Not too long ago on here, willows, ash trees, and honeylocust trees were mentioned as being on the safe list for horses. Globe willows will thrive in just about any conditions. They grow fast and provide a lot of shade.
Thanks you guys for the info. Have any of you heard how Fruitless Mulberry trees do up here in the North West? My mom has one in her back yard but she lives in CA so not sure how it would do with the winters here. Makes a great shade tree though.
Fruitless mulberry (Morus alba) is listed as Sunset zone 7, which covers most of western Oregon and Washington, but probably not Idaho nor east of the Cascades. However, microclimates vary, and if the location is sheltered it may work for you. Check to see if any regional nurseries (do an internet search) carry it...it will be hardier if grown nearby.
I had Maple in mind but wanted to make sure it would harm the horses if they ate the leaves and such. Maple sounds like the best bet and I like them. I was going to stay away from the pine trees because of the sap, needles, & pitch. Thank you everyone for your suggestions and info!
We really like Norway Maples (not the Reds). They are tough, horse-safe, and lovely (beautiful gold in the fall). They do have seeds, though we've not had a problem with sprouts. Male (seedless) ash, hybrid poplars (not the spindly ditch bank ones), European Hornbeams, and Lindens (both the large-leaf and the small leaf) are some other favorites.
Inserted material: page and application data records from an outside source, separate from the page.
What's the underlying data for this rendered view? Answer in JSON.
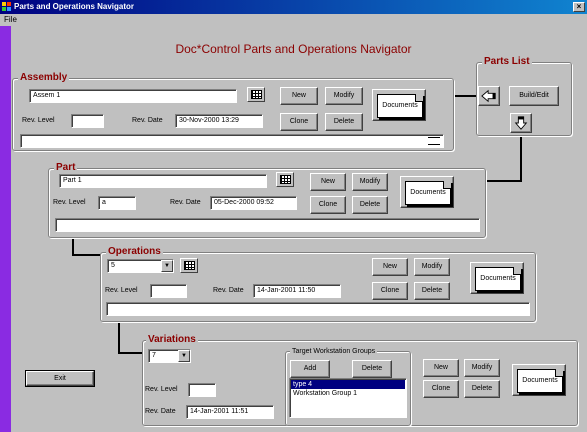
{
  "window": {
    "title": "Parts and Operations Navigator",
    "menu": [
      "File"
    ]
  },
  "heading": "Doc*Control Parts and Operations Navigator",
  "assembly": {
    "title": "Assembly",
    "name_value": "Assem 1",
    "rev_level_label": "Rev. Level",
    "rev_level_value": "",
    "rev_date_label": "Rev. Date",
    "rev_date_value": "30-Nov-2000  13:29",
    "new_label": "New",
    "modify_label": "Modify",
    "clone_label": "Clone",
    "delete_label": "Delete",
    "documents_label": "Documents"
  },
  "parts_list": {
    "title": "Parts List",
    "build_edit_label": "Build/Edit"
  },
  "part": {
    "title": "Part",
    "name_value": "Part 1",
    "rev_level_label": "Rev. Level",
    "rev_level_value": "a",
    "rev_date_label": "Rev. Date",
    "rev_date_value": "05-Dec-2000  09:52",
    "new_label": "New",
    "modify_label": "Modify",
    "clone_label": "Clone",
    "delete_label": "Delete",
    "documents_label": "Documents"
  },
  "operations": {
    "title": "Operations",
    "selected_value": "5",
    "rev_level_label": "Rev. Level",
    "rev_level_value": "",
    "rev_date_label": "Rev. Date",
    "rev_date_value": "14-Jan-2001  11:50",
    "new_label": "New",
    "modify_label": "Modify",
    "clone_label": "Clone",
    "delete_label": "Delete",
    "documents_label": "Documents"
  },
  "variations": {
    "title": "Variations",
    "selected_value": "7",
    "rev_level_label": "Rev. Level",
    "rev_level_value": "",
    "rev_date_label": "Rev. Date",
    "rev_date_value": "14-Jan-2001  11:51",
    "target_groups": {
      "title": "Target Workstation Groups",
      "add_label": "Add",
      "delete_label": "Delete",
      "items": [
        "type 4",
        "Workstation Group 1"
      ],
      "selected_index": 0
    },
    "new_label": "New",
    "modify_label": "Modify",
    "clone_label": "Clone",
    "delete_label": "Delete",
    "documents_label": "Documents"
  },
  "exit_label": "Exit",
  "colors": {
    "title_bar": "#000080",
    "heading": "#8b0000",
    "side_strip": "#8a2be2",
    "face": "#c0c0c0"
  },
  "icons": {
    "window": "app-grid-icon",
    "list_picker": "table-grid-icon",
    "parts_back": "arrow-left-icon",
    "parts_down": "arrow-down-icon"
  }
}
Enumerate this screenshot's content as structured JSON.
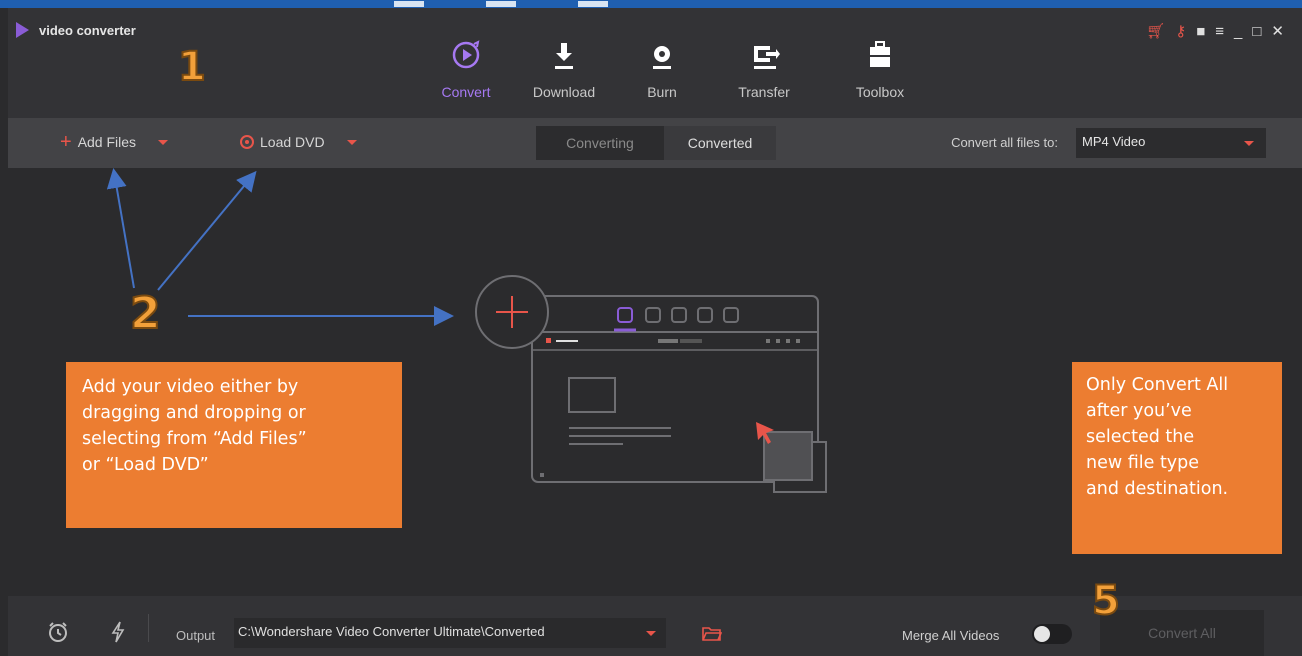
{
  "app": {
    "title": "video converter"
  },
  "annotations": {
    "step1": "1",
    "step2": "2",
    "step5": "5",
    "left_box_lines": [
      "Add your video either by",
      "dragging and dropping or",
      "selecting from “Add Files”",
      "or “Load DVD”"
    ],
    "right_box_lines": [
      "Only Convert All",
      "after you’ve",
      "selected the",
      "new file type",
      "and destination."
    ]
  },
  "nav": {
    "tabs": [
      {
        "label": "Convert",
        "icon": "convert-icon",
        "active": true
      },
      {
        "label": "Download",
        "icon": "download-icon",
        "active": false
      },
      {
        "label": "Burn",
        "icon": "burn-icon",
        "active": false
      },
      {
        "label": "Transfer",
        "icon": "transfer-icon",
        "active": false
      },
      {
        "label": "Toolbox",
        "icon": "toolbox-icon",
        "active": false
      }
    ]
  },
  "toolbar": {
    "add_files": "Add Files",
    "load_dvd": "Load DVD",
    "seg_converting": "Converting",
    "seg_converted": "Converted",
    "convert_all_label": "Convert all files to:",
    "format_value": "MP4 Video"
  },
  "footer": {
    "output_label": "Output",
    "output_path": "C:\\Wondershare Video Converter Ultimate\\Converted",
    "merge_label": "Merge All Videos",
    "merge_on": false,
    "convert_all": "Convert All"
  },
  "colors": {
    "accent_purple": "#8a5cd6",
    "accent_red": "#e8554a",
    "annotation_orange": "#ec7d31",
    "arrow_blue": "#4472c4"
  }
}
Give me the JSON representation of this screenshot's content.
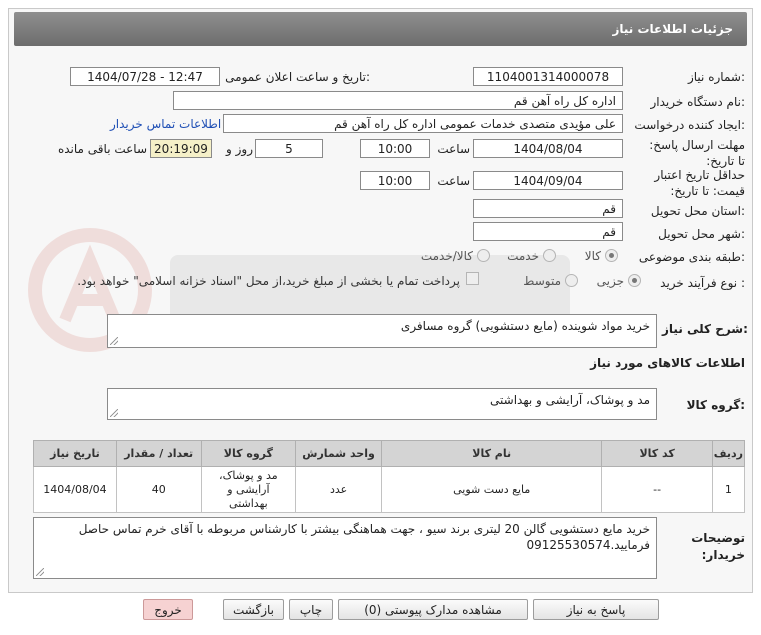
{
  "header": {
    "title": "جزئیات اطلاعات نیاز"
  },
  "fields": {
    "need_number": {
      "label": "شماره نیاز:",
      "value": "1104001314000078"
    },
    "announce_datetime": {
      "label": "تاریخ و ساعت اعلان عمومی:",
      "value": "1404/07/28 - 12:47"
    },
    "buyer_org": {
      "label": "نام دستگاه خریدار:",
      "value": "اداره کل  راه آهن قم"
    },
    "requester": {
      "label": "ایجاد کننده درخواست:",
      "value": "علی مؤیدی متصدی خدمات عمومی اداره کل  راه آهن قم"
    },
    "contact_link": "اطلاعات تماس خریدار",
    "deadline": {
      "label": "مهلت ارسال پاسخ: تا تاریخ:",
      "date": "1404/08/04",
      "time_label": "ساعت",
      "time": "10:00",
      "days": "5",
      "days_label": "روز و",
      "remaining": "20:19:09",
      "remaining_label": "ساعت باقی مانده"
    },
    "price_validity": {
      "label": "حداقل تاریخ اعتبار قیمت: تا تاریخ:",
      "date": "1404/09/04",
      "time_label": "ساعت",
      "time": "10:00"
    },
    "delivery_province": {
      "label": "استان محل تحویل:",
      "value": "قم"
    },
    "delivery_city": {
      "label": "شهر محل تحویل:",
      "value": "قم"
    },
    "category": {
      "label": "طبقه بندی موضوعی:",
      "options": [
        "کالا",
        "خدمت",
        "کالا/خدمت"
      ],
      "selected": "کالا"
    },
    "process_type": {
      "label": "نوع فرآیند خرید :",
      "options": [
        "جزیی",
        "متوسط"
      ],
      "selected": "جزیی",
      "payment_note": "پرداخت تمام یا بخشی از مبلغ خرید،از محل \"اسناد خزانه اسلامی\" خواهد بود."
    }
  },
  "summary": {
    "label": "شرح کلی نیاز:",
    "value": "خرید مواد شوینده (مایع دستشویی) گروه مسافری"
  },
  "goods_section_title": "اطلاعات کالاهای مورد نیاز",
  "goods_group": {
    "label": "گروه کالا:",
    "value": "مد و پوشاک، آرایشی و بهداشتی"
  },
  "table": {
    "headers": [
      "ردیف",
      "کد کالا",
      "نام کالا",
      "واحد شمارش",
      "گروه کالا",
      "تعداد / مقدار",
      "تاریخ نیاز"
    ],
    "rows": [
      [
        "1",
        "--",
        "مایع دست شویی",
        "عدد",
        "مد و پوشاک، آرایشی و بهداشتی",
        "40",
        "1404/08/04"
      ]
    ]
  },
  "buyer_notes": {
    "label": "توضیحات خریدار:",
    "value": "خرید مایع دستشویی گالن 20 لیتری برند سیو ، جهت هماهنگی بیشتر با کارشناس مربوطه با آقای خرم  تماس حاصل فرمایید.09125530574"
  },
  "buttons": {
    "reply": "پاسخ به نیاز",
    "view_docs": "مشاهده مدارک پیوستی (0)",
    "print": "چاپ",
    "back": "بازگشت",
    "exit": "خروج"
  }
}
All are hardy, and all except the ash and the poplars are fairly disease and insect resistant. London Planetrees are great, if you don't mind the mess (little prickly seedballs, great for keeping kitties out of flower beds.) The native elms that grow wild around here are good too, but they seed and sprout like wildfire. Nursery grown cultivars of the Silver Maple are beautiful, hardy and fast growing, but may become brittle under snow and ice if not regularly pruned properly. Of all of these, our favorites are the Linden and the Norway Maple.
For evergreens around here, the Austrian pines, Colorado and Norway Spruce do quite well, but my critters seem to like munching on those more than any other trees. I'll admit, a pony with piney breath really isn't so bad...
Back when I owned and landscaping nursery, I wrote a pamphlet called "Landscaping for Livestock". I'll see if I can't round up an old copy and post it. If you'd like pictures of any of these trees, feel free to drop me an email.